Please note that the above 'benchmarks' are all just theoretical - the results were calculated based on the card's specifications, and real-world performance may (and probably will) vary at least a bit.
Price ComparisonPlease note that the price comparisons are based on search keywords, and might not be the exact same card listed on this page. We have no control over the accuracy of their search results.
Memory Bandwidth: Memory bandwidth is the maximum amount of information (counted in megabytes per second) that can be transported over the external memory interface within a second. The number is calculated by multiplying the card's bus width by its memory speed. If the card has DDR type memory, the result should be multiplied by 2 once again.
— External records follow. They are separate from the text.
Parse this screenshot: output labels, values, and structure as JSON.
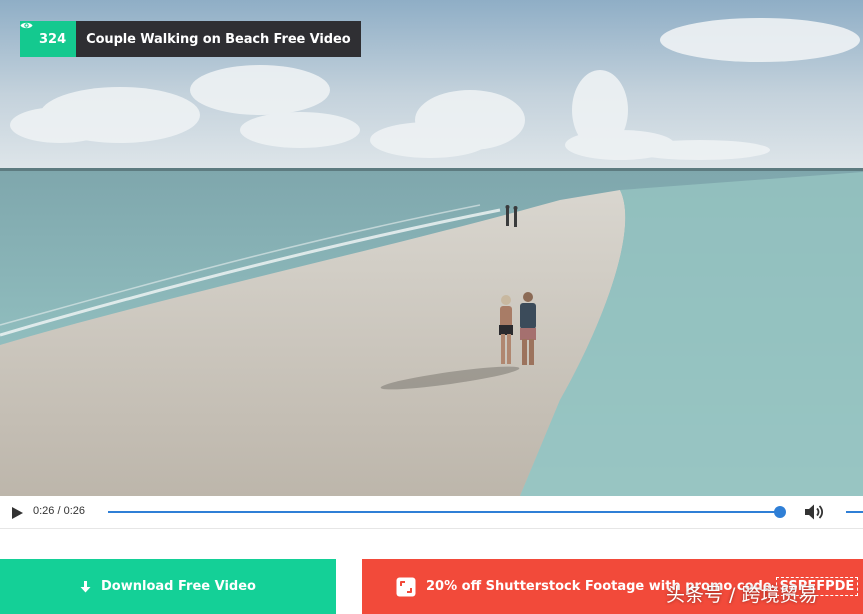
{
  "video": {
    "views": "324",
    "title": "Couple Walking on Beach Free Video"
  },
  "controls": {
    "time": "0:26 / 0:26",
    "progress_fraction": 1.0
  },
  "actions": {
    "download_label": "Download Free Video",
    "promo_label": "20% off Shutterstock Footage with promo code",
    "promo_code": "SSPEFPDE"
  },
  "watermark": "头条号 / 跨境贸易",
  "colors": {
    "accent_green": "#14c98f",
    "download_green": "#14d097",
    "promo_red": "#f24a3a",
    "progress_blue": "#2f7fd6",
    "title_bg": "#2f2f33"
  },
  "icons": {
    "views": "eye-icon",
    "play": "play-icon",
    "volume": "volume-icon",
    "download": "download-arrow-icon",
    "promo": "shutterstock-icon"
  }
}
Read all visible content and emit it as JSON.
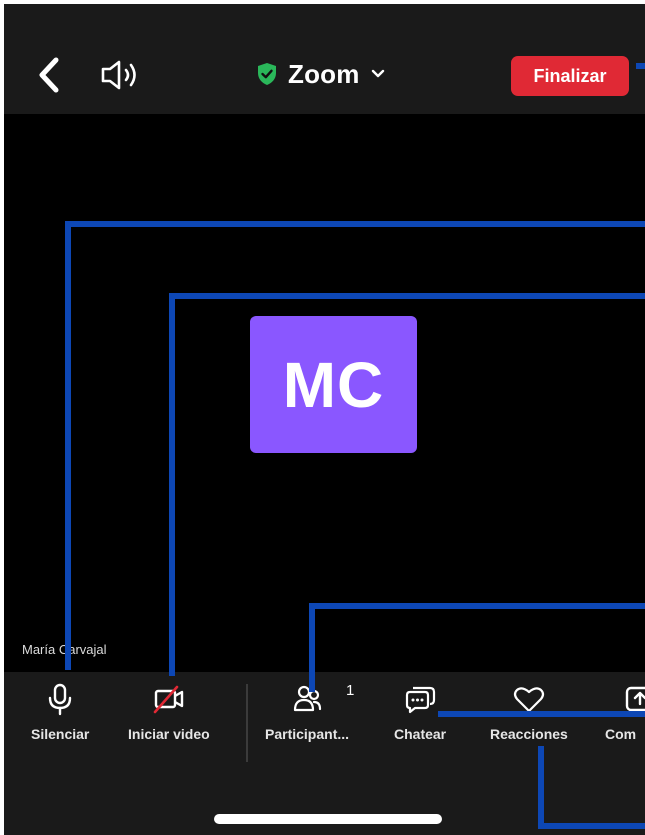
{
  "header": {
    "title": "Zoom",
    "end_label": "Finalizar",
    "icons": {
      "back": "chevron-left-icon",
      "speaker": "speaker-icon",
      "shield": "shield-check-icon",
      "dropdown": "chevron-down-icon"
    },
    "shield_color": "#2ab75a",
    "end_color": "#e02935"
  },
  "video": {
    "initials": "MC",
    "participant_name": "María Carvajal",
    "avatar_color": "#8a57ff"
  },
  "toolbar": {
    "items": [
      {
        "label": "Silenciar",
        "icon": "microphone-icon"
      },
      {
        "label": "Iniciar video",
        "icon": "video-off-icon"
      },
      {
        "label": "Participant...",
        "icon": "participants-icon"
      },
      {
        "label": "Chatear",
        "icon": "chat-icon"
      },
      {
        "label": "Reacciones",
        "icon": "heart-icon"
      },
      {
        "label": "Com",
        "icon": "share-icon"
      }
    ],
    "participant_count": "1"
  },
  "callout_color": "#0d47b5"
}
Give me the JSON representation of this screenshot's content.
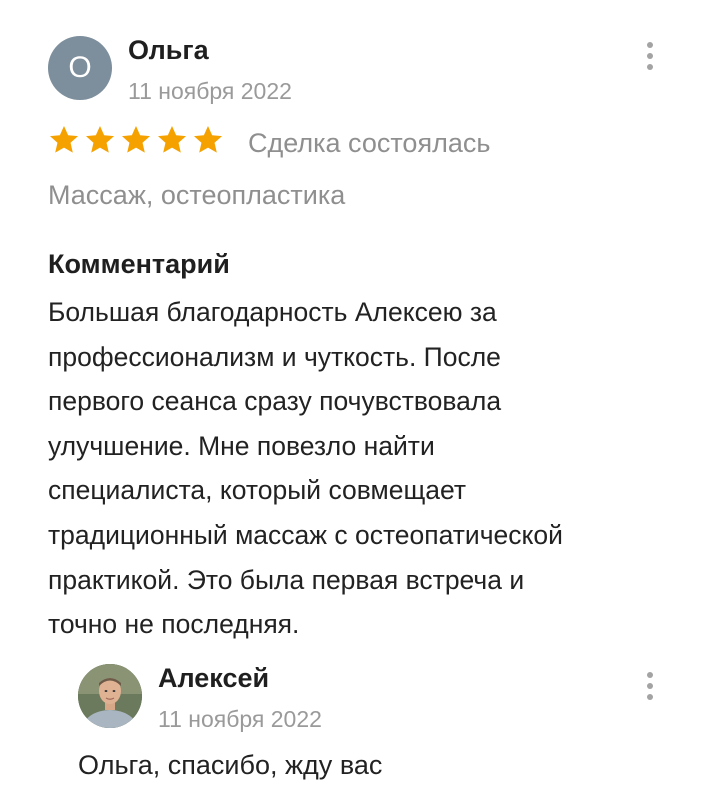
{
  "review": {
    "author": {
      "initial": "О",
      "name": "Ольга",
      "avatar_color": "#7d8e9c"
    },
    "date": "11 ноября 2022",
    "rating": 5,
    "rating_max": 5,
    "star_color": "#f5a100",
    "deal_status": "Сделка состоялась",
    "service": "Массаж, остеопластика",
    "comment_heading": "Комментарий",
    "comment_lines": [
      "Большая благодарность Алексею за",
      "профессионализм и чуткость. После",
      "первого сеанса сразу почувствовала",
      "улучшение. Мне повезло найти",
      "специалиста, который совмещает",
      "традиционный массаж с остеопатической",
      "практикой. Это была первая встреча и",
      "точно не последняя."
    ],
    "menu_icon": "more-vertical-icon"
  },
  "reply": {
    "author": {
      "name": "Алексей"
    },
    "date": "11 ноября 2022",
    "text": "Ольга, спасибо, жду вас",
    "menu_icon": "more-vertical-icon"
  }
}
If DDR5, multiply by ANOTHER 2x. The higher the bandwidth is, the better the card will be in general. It especially helps with AA, HDR and high resolutions.
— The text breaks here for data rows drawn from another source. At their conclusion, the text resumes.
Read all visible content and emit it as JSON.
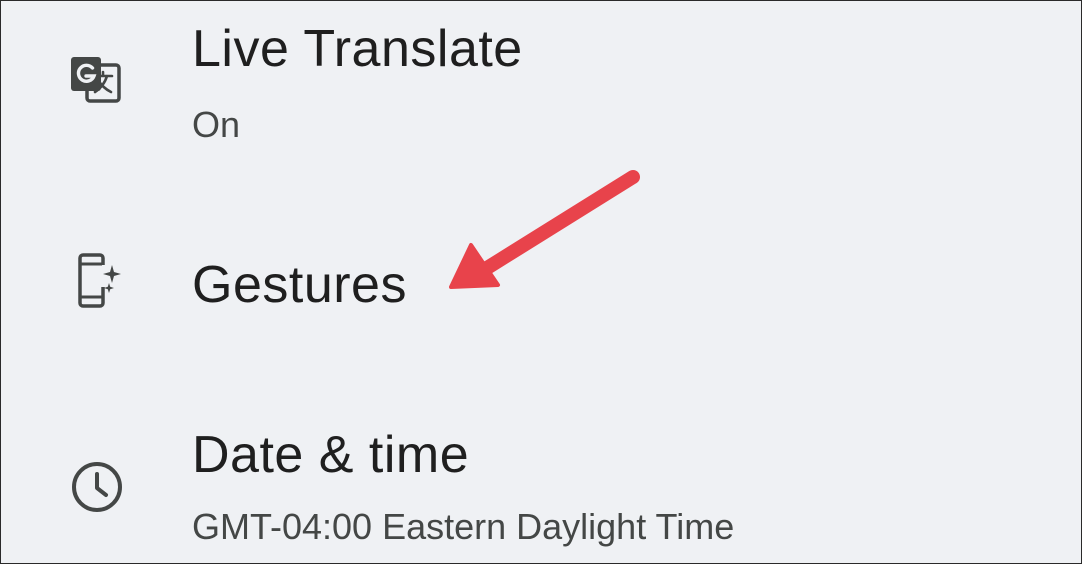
{
  "settings_list": {
    "items": [
      {
        "title": "Live Translate",
        "subtitle": "On",
        "icon": "translate-icon"
      },
      {
        "title": "Gestures",
        "icon": "phone-sparkle-icon"
      },
      {
        "title": "Date & time",
        "subtitle": "GMT-04:00 Eastern Daylight Time",
        "icon": "clock-icon"
      }
    ]
  },
  "annotation": {
    "arrow_color": "#e8434b",
    "points_to": "Gestures"
  },
  "colors": {
    "background": "#eff1f4",
    "title_text": "#1f1f1f",
    "subtitle_text": "#444746",
    "icon": "#444746"
  }
}
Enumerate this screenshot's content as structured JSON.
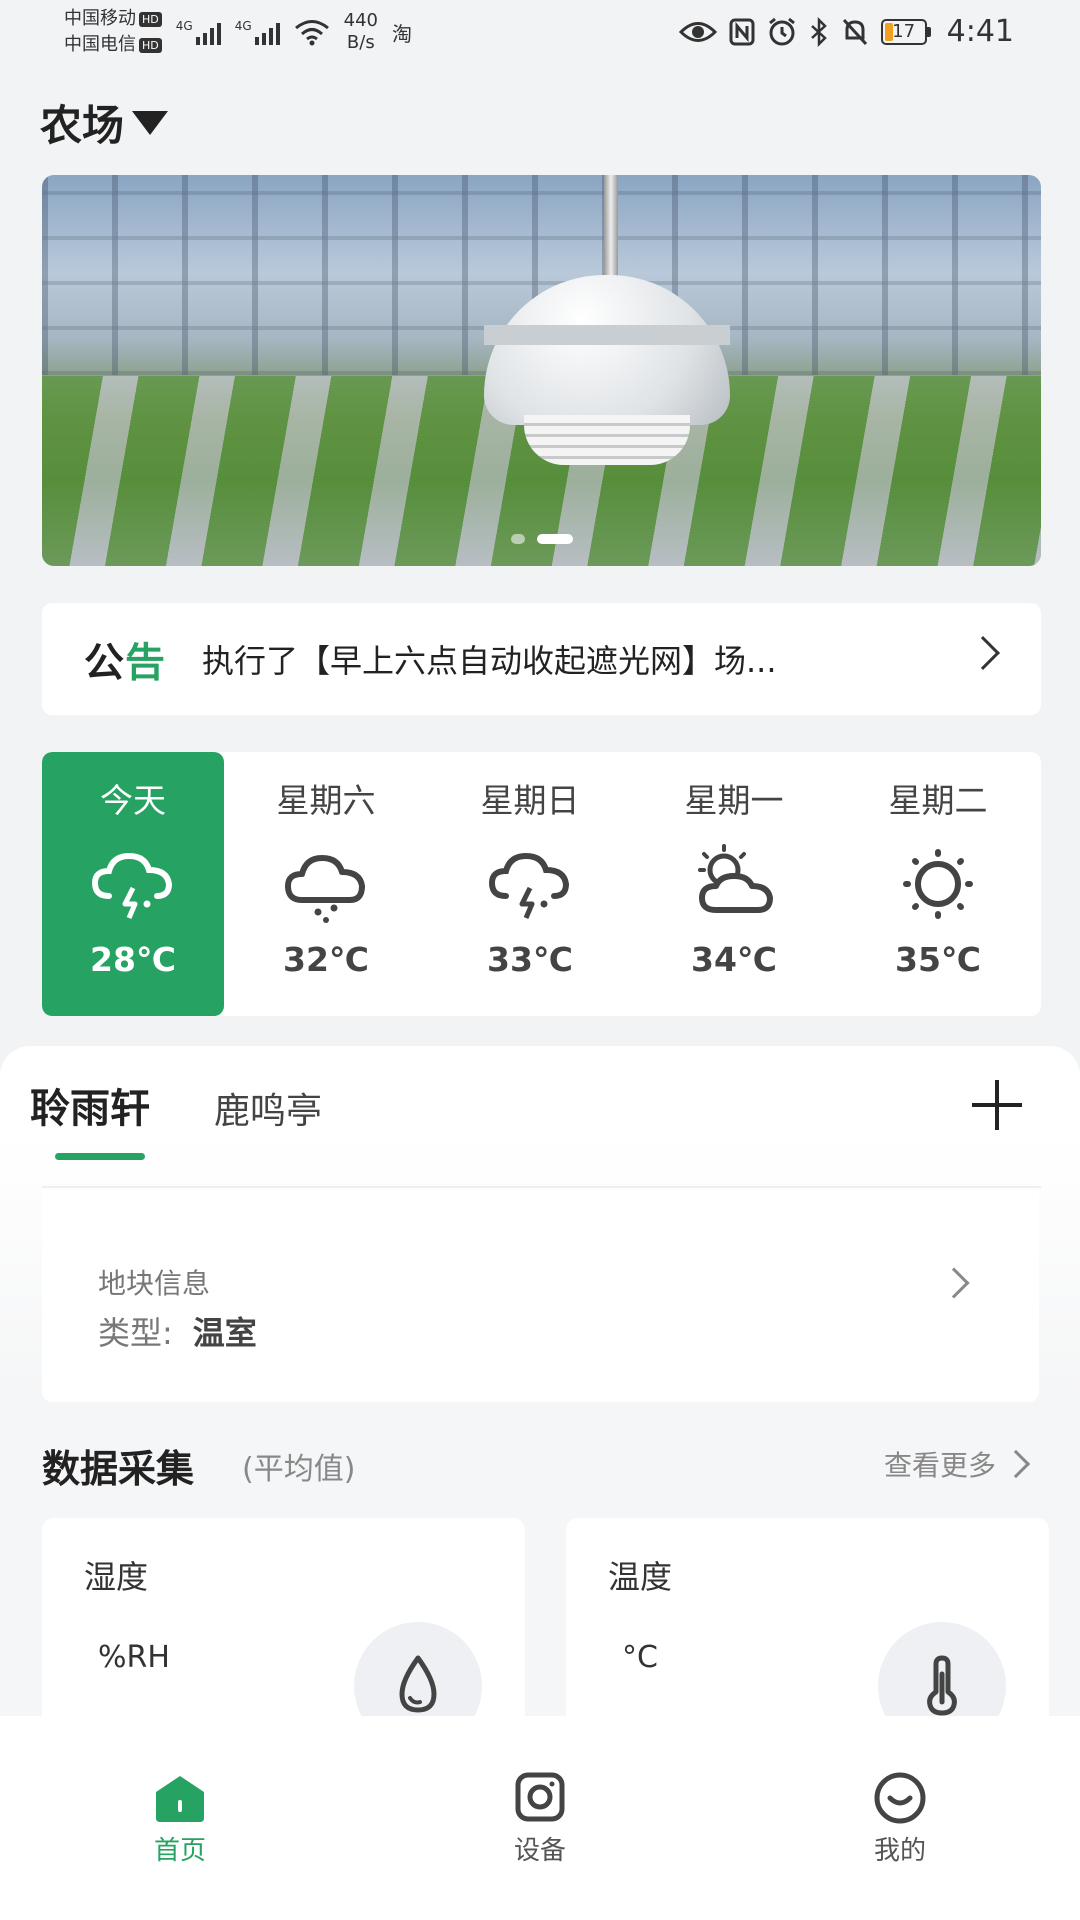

Texel Rate: Texel rate is the maximum number of texture map elements (texels) that are applied in one second. This is calculated by multiplying the total amount of texture units of the card by the core clock speed of the chip. The better the texel rate, the better the graphics card will be at handling texture filtering (anisotropic filtering - AF). It is measured in millions of texels applied in one second.
Pixel Rate: Pixel rate is the maximum amount of pixels the video card could possibly record to the local memory per second - measured in millions of pixels per second. The figure is calculated by multiplying the amount of Raster Operations Pipelines by the the core speed of the card. ROPs (Raster Operations Pipelines - sometimes also referred to as Render Output Units) are responsible for drawing the pixels (image) on the screen. The actual pixel fill rate is also dependant on many other factors, especially the memory bandwidth of the card - the lower the bandwidth is, the lower the potential to get to the max fill rate.